Fresh cheese is the common name for cheeses made from fresh curds that have not been pressed or aged. Produced throughout the world and commonly used in cooking, fresh cheese is a leaner substitute for cream. When the texture is grainy, it is called cottage cheese and when the texture is smooth and creamy, it is known as cream cheese - or quark when the fat content is lower. The mild and slightly savoury flavour complements a huge variety of dishes and ingredients.
From the bite of a zesty apple to the soft touch of rich cream, fresh cheese can be whatever you want it to be. Some carry velvety textures that open smoothly with mild and slightly salty tones, while others engage your palate with a tangy, almost sharp kick. As they are not aged, they have no rinds, and almost always present a seamless and uniform consistency throughout. While some milder variants high in acidity and moisture allow for easy melting (e.g. Mozzarella and Burrata), the tart nature of Feta, for example, prevents it from dissolving even when exposed to high temperatures.
Mixed in seasonal salads or spread over a stovetop dish, fresh cheese gives way to an abundance of combinations and contrasts. They all share an easy-going quality that can please all audiences.
There is much diversity among the ensemble of fresh cheeses. Their unique qualities offer profiles of pronounced flavours yet mild aromas. As the name would suggest, these cheeses are best enjoyed fresh, within a few days.
A cream of light texture and pliability, this cheese delivers mild and decadent sensations in every dish. Its flavours are soft, with a soothing balance of slightly acidic notes to compensate. Made using cow’s milk, it is often mixed with garlic or herbs to add piquancy to its milder make-up.
Pair with pasta dishes, rye bread and a sharp white wine or wheat beer.
Historically made using milk from goats and sheep, this Greek delicacy delights in its tangy and somewhat salty notes, along with a creamy and almost crumbly texture. Its flavours are on a par with the qualities of a dry wine, often lingering in an arid finish.
Pair with fresh tomatoes, red bell pepper, olives and fruity red wine.
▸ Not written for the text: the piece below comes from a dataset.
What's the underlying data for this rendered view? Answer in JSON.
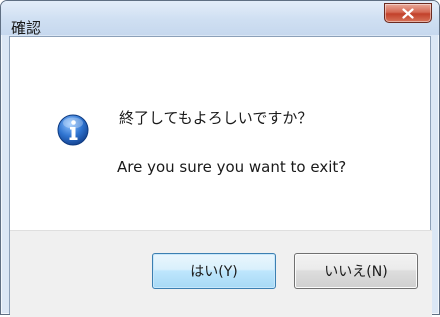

Seen as the white gold of Italy, Mozzarella gets its supple flavours from either buffalo or cow’s milk. Its texture is springy and dense, accompanied by a light aroma of rich cream. Moist and velvety when fresh, the consistency becomes stringy and molten with a taste that slowly softens as it melts.
Pair with tomatoes, basil, olive oil and red wine.
Balanced, mild and beautifully unique, Burrata is more than just a twist on Mozzarella. When cut open, the creamy centre is revealed as it soothingly seeps from the cover of its soft shell. Smooth, fresh and with a delightful clash of textures, it seduces with its decadent and mellow nature.
Pair with tomatoes, olive oil, basil and honeydew.